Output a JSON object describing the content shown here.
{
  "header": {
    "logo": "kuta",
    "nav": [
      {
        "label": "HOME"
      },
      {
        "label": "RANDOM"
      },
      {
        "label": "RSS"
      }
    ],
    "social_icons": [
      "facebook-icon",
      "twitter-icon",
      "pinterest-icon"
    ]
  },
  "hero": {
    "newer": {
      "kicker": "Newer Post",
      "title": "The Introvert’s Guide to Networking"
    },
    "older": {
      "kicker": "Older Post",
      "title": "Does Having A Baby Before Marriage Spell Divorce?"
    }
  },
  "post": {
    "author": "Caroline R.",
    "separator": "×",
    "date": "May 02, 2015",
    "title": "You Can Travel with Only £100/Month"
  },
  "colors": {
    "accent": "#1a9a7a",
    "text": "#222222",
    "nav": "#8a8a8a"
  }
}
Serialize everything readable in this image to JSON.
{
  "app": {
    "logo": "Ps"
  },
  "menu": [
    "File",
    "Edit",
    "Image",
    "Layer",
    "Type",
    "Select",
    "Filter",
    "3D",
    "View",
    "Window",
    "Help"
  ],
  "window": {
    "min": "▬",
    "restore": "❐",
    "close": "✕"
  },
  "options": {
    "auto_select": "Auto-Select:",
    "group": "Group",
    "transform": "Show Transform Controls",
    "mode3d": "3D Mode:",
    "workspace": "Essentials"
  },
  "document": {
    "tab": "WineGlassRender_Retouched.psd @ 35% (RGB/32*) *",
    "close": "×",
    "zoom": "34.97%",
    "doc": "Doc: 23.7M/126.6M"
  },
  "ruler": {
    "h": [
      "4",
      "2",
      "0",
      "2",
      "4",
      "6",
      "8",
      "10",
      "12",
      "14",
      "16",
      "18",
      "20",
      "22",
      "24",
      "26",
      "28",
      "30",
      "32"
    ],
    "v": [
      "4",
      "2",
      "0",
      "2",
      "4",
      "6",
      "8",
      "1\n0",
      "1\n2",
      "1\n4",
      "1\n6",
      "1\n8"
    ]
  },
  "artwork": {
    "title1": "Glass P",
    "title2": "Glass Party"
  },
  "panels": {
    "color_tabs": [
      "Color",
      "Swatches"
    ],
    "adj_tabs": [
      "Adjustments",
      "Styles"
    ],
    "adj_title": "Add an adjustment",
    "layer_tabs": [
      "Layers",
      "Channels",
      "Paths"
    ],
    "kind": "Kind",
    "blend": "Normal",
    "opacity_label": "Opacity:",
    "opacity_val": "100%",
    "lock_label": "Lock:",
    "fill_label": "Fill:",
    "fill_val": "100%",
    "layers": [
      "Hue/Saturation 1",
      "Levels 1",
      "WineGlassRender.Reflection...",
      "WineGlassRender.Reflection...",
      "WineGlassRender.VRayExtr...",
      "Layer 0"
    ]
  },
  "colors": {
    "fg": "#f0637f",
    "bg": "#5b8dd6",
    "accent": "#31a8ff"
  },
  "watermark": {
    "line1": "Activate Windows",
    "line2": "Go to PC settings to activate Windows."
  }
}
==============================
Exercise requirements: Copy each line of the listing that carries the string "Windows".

Task solution:
    "line1": "Activate Windows",
    "line2": "Go to PC settings to activate Windows."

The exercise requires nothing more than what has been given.